_About this task:_ Reading the records beneath this task, work out how many lines contain the word "склада" and reply with only that number.

■ ■ ■ ■

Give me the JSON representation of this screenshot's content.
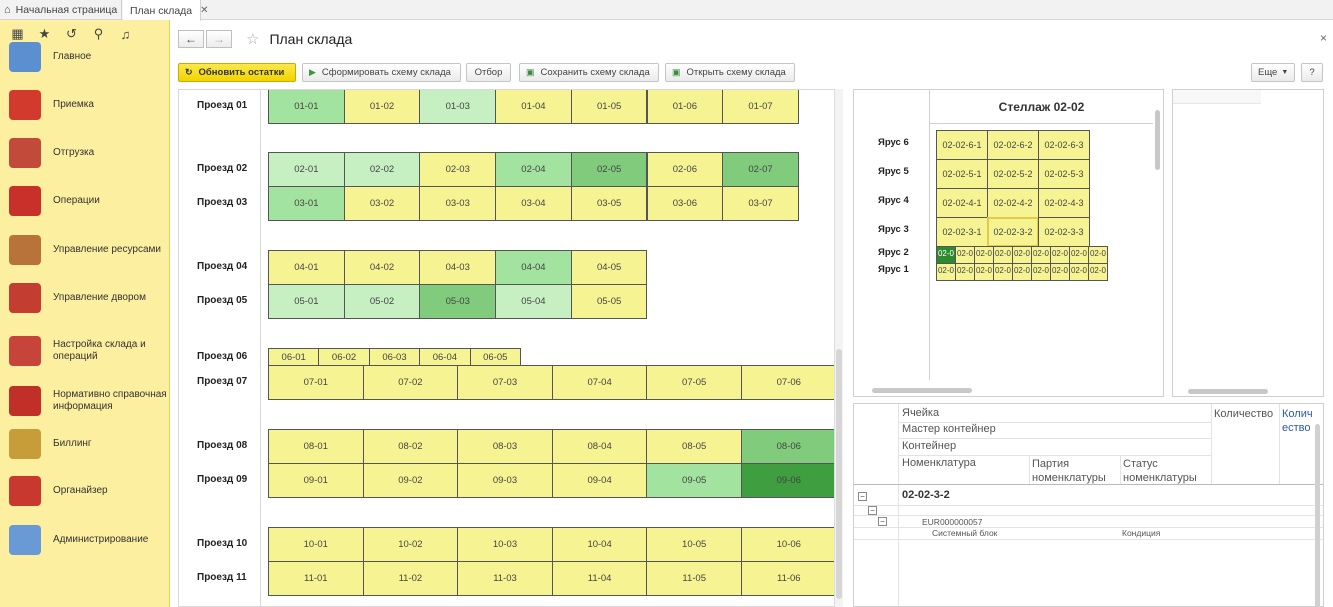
{
  "tabs": {
    "home": "Начальная страница",
    "current": "План склада"
  },
  "sidebar": {
    "items": [
      {
        "label": "Главное",
        "color": "#5b8fd0"
      },
      {
        "label": "Приемка",
        "color": "#d23a2e"
      },
      {
        "label": "Отгрузка",
        "color": "#c24a3a"
      },
      {
        "label": "Операции",
        "color": "#c8302a"
      },
      {
        "label": "Управление ресурсами",
        "color": "#b8733a"
      },
      {
        "label": "Управление двором",
        "color": "#c33d30"
      },
      {
        "label": "Настройка склада и операций",
        "color": "#c7443a"
      },
      {
        "label": "Нормативно справочная информация",
        "color": "#c03028"
      },
      {
        "label": "Биллинг",
        "color": "#c79d3a"
      },
      {
        "label": "Органайзер",
        "color": "#c8382e"
      },
      {
        "label": "Администрирование",
        "color": "#6a9ad6"
      }
    ]
  },
  "header": {
    "title": "План склада",
    "close": "×"
  },
  "toolbar": {
    "refresh": "Обновить остатки",
    "form_scheme": "Сформировать схему склада",
    "filter": "Отбор",
    "save_scheme": "Сохранить схему склада",
    "open_scheme": "Открыть схему склада",
    "more": "Еще",
    "help": "?"
  },
  "colors": {
    "yellow": "#f6f492",
    "light_green": "#c6f0c2",
    "mid_green": "#a3e3a0",
    "green": "#80cc7c",
    "dark_green": "#3f9e3f"
  },
  "passages": [
    {
      "label": "Проезд 01",
      "cells": [
        [
          "01-01",
          "mid_green"
        ],
        [
          "01-02",
          "yellow"
        ],
        [
          "01-03",
          "light_green"
        ],
        [
          "01-04",
          "yellow"
        ],
        [
          "01-05",
          "yellow"
        ],
        [
          "01-06",
          "yellow"
        ],
        [
          "01-07",
          "yellow"
        ]
      ]
    },
    {
      "label": "Проезд 02",
      "cells": [
        [
          "02-01",
          "light_green"
        ],
        [
          "02-02",
          "light_green"
        ],
        [
          "02-03",
          "yellow"
        ],
        [
          "02-04",
          "mid_green"
        ],
        [
          "02-05",
          "green"
        ],
        [
          "02-06",
          "yellow"
        ],
        [
          "02-07",
          "green"
        ]
      ]
    },
    {
      "label": "Проезд 03",
      "cells": [
        [
          "03-01",
          "mid_green"
        ],
        [
          "03-02",
          "yellow"
        ],
        [
          "03-03",
          "yellow"
        ],
        [
          "03-04",
          "yellow"
        ],
        [
          "03-05",
          "yellow"
        ],
        [
          "03-06",
          "yellow"
        ],
        [
          "03-07",
          "yellow"
        ]
      ]
    },
    {
      "label": "Проезд 04",
      "cells": [
        [
          "04-01",
          "yellow"
        ],
        [
          "04-02",
          "yellow"
        ],
        [
          "04-03",
          "yellow"
        ],
        [
          "04-04",
          "mid_green"
        ],
        [
          "04-05",
          "yellow"
        ]
      ]
    },
    {
      "label": "Проезд 05",
      "cells": [
        [
          "05-01",
          "light_green"
        ],
        [
          "05-02",
          "light_green"
        ],
        [
          "05-03",
          "green"
        ],
        [
          "05-04",
          "light_green"
        ],
        [
          "05-05",
          "yellow"
        ]
      ]
    },
    {
      "label": "Проезд 06",
      "cells": [
        [
          "06-01",
          "yellow"
        ],
        [
          "06-02",
          "yellow"
        ],
        [
          "06-03",
          "yellow"
        ],
        [
          "06-04",
          "yellow"
        ],
        [
          "06-05",
          "yellow"
        ]
      ]
    },
    {
      "label": "Проезд 07",
      "cells": [
        [
          "07-01",
          "yellow"
        ],
        [
          "07-02",
          "yellow"
        ],
        [
          "07-03",
          "yellow"
        ],
        [
          "07-04",
          "yellow"
        ],
        [
          "07-05",
          "yellow"
        ],
        [
          "07-06",
          "yellow"
        ]
      ]
    },
    {
      "label": "Проезд 08",
      "cells": [
        [
          "08-01",
          "yellow"
        ],
        [
          "08-02",
          "yellow"
        ],
        [
          "08-03",
          "yellow"
        ],
        [
          "08-04",
          "yellow"
        ],
        [
          "08-05",
          "yellow"
        ],
        [
          "08-06",
          "green"
        ]
      ]
    },
    {
      "label": "Проезд 09",
      "cells": [
        [
          "09-01",
          "yellow"
        ],
        [
          "09-02",
          "yellow"
        ],
        [
          "09-03",
          "yellow"
        ],
        [
          "09-04",
          "yellow"
        ],
        [
          "09-05",
          "mid_green"
        ],
        [
          "09-06",
          "dark_green"
        ]
      ]
    },
    {
      "label": "Проезд 10",
      "cells": [
        [
          "10-01",
          "yellow"
        ],
        [
          "10-02",
          "yellow"
        ],
        [
          "10-03",
          "yellow"
        ],
        [
          "10-04",
          "yellow"
        ],
        [
          "10-05",
          "yellow"
        ],
        [
          "10-06",
          "yellow"
        ]
      ]
    },
    {
      "label": "Проезд 11",
      "cells": [
        [
          "11-01",
          "yellow"
        ],
        [
          "11-02",
          "yellow"
        ],
        [
          "11-03",
          "yellow"
        ],
        [
          "11-04",
          "yellow"
        ],
        [
          "11-05",
          "yellow"
        ],
        [
          "11-06",
          "yellow"
        ]
      ]
    }
  ],
  "rack": {
    "title": "Стеллаж 02-02",
    "tiers": [
      {
        "label": "Ярус 6",
        "cells": [
          "02-02-6-1",
          "02-02-6-2",
          "02-02-6-3"
        ]
      },
      {
        "label": "Ярус 5",
        "cells": [
          "02-02-5-1",
          "02-02-5-2",
          "02-02-5-3"
        ]
      },
      {
        "label": "Ярус 4",
        "cells": [
          "02-02-4-1",
          "02-02-4-2",
          "02-02-4-3"
        ]
      },
      {
        "label": "Ярус 3",
        "cells": [
          "02-02-3-1",
          "02-02-3-2",
          "02-02-3-3"
        ]
      },
      {
        "label": "Ярус 2",
        "cells": [
          "02-0",
          "02-0",
          "02-0",
          "02-0",
          "02-0",
          "02-0",
          "02-0",
          "02-0",
          "02-0"
        ]
      },
      {
        "label": "Ярус 1",
        "cells": [
          "02-0",
          "02-0",
          "02-0",
          "02-0",
          "02-0",
          "02-0",
          "02-0",
          "02-0",
          "02-0"
        ]
      }
    ]
  },
  "details": {
    "col_cell": "Ячейка",
    "col_master": "Мастер контейнер",
    "col_container": "Контейнер",
    "col_nomenclature": "Номенклатура",
    "col_batch": "Партия номенклатуры",
    "col_status": "Статус номенклатуры",
    "col_qty": "Количество",
    "col_qty_plan": "Количество план",
    "row_cell": "02-02-3-2",
    "row_container": "EUR000000057",
    "row_item": "Системный блок",
    "row_condition": "Кондиция"
  }
}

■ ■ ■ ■

_Response for this exercise:_ 6